_Task to carry out:_ Emit a verbatim copy of the lines running from the line with "Read all visible content and emit it as JSON." through the end of the material below.
▬▬▬▬▬▬▬▬▬▬
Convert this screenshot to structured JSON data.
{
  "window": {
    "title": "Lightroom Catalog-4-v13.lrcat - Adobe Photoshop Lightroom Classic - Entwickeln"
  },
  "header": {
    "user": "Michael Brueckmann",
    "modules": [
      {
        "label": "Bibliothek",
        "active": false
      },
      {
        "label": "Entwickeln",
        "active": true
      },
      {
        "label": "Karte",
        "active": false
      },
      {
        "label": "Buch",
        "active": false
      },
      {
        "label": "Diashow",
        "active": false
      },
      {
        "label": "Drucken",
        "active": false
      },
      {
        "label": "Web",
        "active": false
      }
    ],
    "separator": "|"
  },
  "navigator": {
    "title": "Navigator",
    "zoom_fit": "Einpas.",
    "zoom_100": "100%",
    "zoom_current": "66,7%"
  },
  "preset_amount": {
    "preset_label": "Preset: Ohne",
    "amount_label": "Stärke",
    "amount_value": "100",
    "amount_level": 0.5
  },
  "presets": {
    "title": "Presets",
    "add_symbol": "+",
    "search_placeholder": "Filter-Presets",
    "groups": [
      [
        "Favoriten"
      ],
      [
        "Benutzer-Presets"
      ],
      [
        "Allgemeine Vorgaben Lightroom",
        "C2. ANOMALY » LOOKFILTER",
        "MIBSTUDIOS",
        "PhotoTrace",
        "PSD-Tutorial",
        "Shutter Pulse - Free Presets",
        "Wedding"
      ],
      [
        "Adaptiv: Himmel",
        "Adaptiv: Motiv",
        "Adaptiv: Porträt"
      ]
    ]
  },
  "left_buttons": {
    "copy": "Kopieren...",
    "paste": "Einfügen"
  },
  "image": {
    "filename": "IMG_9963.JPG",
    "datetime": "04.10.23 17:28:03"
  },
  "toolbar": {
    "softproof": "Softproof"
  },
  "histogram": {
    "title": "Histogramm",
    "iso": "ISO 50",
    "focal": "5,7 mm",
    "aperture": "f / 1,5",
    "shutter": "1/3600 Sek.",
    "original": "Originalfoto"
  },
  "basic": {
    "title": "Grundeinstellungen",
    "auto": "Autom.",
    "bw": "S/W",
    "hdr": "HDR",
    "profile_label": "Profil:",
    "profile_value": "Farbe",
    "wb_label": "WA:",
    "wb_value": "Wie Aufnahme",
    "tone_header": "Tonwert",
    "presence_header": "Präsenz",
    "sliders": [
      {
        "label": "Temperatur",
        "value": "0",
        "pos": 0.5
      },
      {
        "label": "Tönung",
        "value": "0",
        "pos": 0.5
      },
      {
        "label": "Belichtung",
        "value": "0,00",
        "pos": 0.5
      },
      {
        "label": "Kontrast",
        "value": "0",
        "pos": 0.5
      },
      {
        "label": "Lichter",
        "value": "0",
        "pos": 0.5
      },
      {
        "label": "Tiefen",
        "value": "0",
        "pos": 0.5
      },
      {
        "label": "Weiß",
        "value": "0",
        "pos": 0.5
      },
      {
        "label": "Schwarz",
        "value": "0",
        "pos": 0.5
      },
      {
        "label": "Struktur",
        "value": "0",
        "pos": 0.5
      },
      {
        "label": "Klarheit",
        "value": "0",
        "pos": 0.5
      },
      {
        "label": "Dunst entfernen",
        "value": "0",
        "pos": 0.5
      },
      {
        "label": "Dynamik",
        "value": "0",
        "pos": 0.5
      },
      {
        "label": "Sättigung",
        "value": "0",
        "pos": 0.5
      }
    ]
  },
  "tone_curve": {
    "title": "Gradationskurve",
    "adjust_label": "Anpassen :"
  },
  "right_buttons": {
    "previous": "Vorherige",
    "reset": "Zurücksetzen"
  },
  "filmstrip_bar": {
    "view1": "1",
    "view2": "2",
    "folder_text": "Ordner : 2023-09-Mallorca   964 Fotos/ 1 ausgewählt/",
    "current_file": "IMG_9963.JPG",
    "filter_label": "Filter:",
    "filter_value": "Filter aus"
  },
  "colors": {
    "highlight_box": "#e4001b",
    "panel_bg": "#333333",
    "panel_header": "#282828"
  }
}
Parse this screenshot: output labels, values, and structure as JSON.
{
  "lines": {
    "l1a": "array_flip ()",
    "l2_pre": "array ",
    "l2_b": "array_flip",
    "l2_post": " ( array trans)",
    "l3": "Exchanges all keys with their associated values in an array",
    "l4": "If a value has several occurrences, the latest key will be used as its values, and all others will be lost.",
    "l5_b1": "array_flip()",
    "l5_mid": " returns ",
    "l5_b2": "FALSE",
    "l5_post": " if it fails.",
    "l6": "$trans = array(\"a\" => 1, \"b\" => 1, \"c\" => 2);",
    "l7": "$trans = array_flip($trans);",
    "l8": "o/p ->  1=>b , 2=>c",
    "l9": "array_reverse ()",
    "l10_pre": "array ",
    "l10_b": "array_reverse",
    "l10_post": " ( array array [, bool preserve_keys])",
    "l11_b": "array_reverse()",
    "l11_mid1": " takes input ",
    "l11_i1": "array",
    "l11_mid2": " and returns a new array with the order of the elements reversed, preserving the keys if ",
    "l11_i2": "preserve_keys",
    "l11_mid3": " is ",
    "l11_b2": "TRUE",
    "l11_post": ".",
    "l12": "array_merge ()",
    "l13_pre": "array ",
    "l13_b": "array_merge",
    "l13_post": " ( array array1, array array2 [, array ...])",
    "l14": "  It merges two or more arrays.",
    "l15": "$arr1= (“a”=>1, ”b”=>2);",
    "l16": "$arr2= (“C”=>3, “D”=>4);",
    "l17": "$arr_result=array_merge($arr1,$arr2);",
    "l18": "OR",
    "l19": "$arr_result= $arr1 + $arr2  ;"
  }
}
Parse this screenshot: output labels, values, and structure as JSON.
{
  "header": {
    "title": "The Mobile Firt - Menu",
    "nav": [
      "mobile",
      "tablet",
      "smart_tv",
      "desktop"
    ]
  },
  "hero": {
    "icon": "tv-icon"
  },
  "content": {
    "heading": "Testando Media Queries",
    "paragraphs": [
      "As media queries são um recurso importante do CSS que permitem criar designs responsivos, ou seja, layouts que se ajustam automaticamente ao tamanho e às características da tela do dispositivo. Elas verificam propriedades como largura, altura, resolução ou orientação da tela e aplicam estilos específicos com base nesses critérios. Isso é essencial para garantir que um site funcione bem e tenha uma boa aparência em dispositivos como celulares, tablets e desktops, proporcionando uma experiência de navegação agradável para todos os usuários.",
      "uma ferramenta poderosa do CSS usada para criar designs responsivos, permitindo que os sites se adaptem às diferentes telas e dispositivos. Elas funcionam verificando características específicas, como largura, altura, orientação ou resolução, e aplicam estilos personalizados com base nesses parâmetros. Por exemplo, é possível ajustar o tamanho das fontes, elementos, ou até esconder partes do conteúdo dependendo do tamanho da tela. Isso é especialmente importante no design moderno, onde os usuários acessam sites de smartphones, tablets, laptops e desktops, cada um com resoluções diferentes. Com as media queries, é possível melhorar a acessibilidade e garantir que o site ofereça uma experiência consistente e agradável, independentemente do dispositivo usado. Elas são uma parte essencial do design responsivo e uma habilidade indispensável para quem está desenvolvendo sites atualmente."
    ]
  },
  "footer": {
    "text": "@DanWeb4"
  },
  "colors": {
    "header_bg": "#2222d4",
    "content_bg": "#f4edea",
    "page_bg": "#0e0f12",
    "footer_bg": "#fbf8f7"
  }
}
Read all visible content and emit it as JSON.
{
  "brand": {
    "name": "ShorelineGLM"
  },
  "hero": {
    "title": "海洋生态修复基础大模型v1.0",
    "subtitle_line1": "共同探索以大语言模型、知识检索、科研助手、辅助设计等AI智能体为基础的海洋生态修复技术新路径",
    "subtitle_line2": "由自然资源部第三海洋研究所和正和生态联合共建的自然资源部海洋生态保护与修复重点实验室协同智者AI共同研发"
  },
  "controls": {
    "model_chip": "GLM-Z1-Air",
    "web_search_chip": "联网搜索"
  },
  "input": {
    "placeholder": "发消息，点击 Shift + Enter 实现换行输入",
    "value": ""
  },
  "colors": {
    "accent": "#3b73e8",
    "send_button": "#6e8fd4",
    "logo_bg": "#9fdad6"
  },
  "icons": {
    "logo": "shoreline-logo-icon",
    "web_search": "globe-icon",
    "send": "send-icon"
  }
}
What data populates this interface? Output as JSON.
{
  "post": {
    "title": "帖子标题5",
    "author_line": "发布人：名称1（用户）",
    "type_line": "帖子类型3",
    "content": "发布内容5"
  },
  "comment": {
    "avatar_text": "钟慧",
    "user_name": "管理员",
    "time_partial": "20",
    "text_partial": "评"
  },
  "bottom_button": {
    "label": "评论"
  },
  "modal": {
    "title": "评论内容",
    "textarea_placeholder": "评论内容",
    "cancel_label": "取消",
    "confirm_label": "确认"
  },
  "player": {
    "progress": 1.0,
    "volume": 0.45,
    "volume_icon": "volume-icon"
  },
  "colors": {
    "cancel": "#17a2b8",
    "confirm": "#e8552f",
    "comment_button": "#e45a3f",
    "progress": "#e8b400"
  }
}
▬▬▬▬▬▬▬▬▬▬
_Problem solution:_
Read all visible content and emit it as JSON.
{
  "brand": {
    "name": "ShorelineGLM"
  },
  "hero": {
    "title": "海洋生态修复基础大模型v1.0",
    "subtitle_line1": "共同探索以大语言模型、知识检索、科研助手、辅助设计等AI智能体为基础的海洋生态修复技术新路径",
    "subtitle_line2": "由自然资源部第三海洋研究所和正和生态联合共建的自然资源部海洋生态保护与修复重点实验室协同智者AI共同研发"
  },
  "controls": {
    "model_chip": "GLM-Z1-Air",
    "web_search_chip": "联网搜索"
  },
  "input": {
    "placeholder": "发消息，点击 Shift + Enter 实现换行输入",
    "value": ""
  },
  "colors": {
    "accent": "#3b73e8",
    "send_button": "#6e8fd4",
    "logo_bg": "#9fdad6"
  },
  "icons": {
    "logo": "shoreline-logo-icon",
    "web_search": "globe-icon",
    "send": "send-icon"
  }
}
What data populates this interface? Output as JSON.
{
  "post": {
    "title": "帖子标题5",
    "author_line": "发布人：名称1（用户）",
    "type_line": "帖子类型3",
    "content": "发布内容5"
  },
  "comment": {
    "avatar_text": "钟慧",
    "user_name": "管理员",
    "time_partial": "20",
    "text_partial": "评"
  },
  "bottom_button": {
    "label": "评论"
  },
  "modal": {
    "title": "评论内容",
    "textarea_placeholder": "评论内容",
    "cancel_label": "取消",
    "confirm_label": "确认"
  },
  "player": {
    "progress": 1.0,
    "volume": 0.45,
    "volume_icon": "volume-icon"
  },
  "colors": {
    "cancel": "#17a2b8",
    "confirm": "#e8552f",
    "comment_button": "#e45a3f",
    "progress": "#e8b400"
  }
}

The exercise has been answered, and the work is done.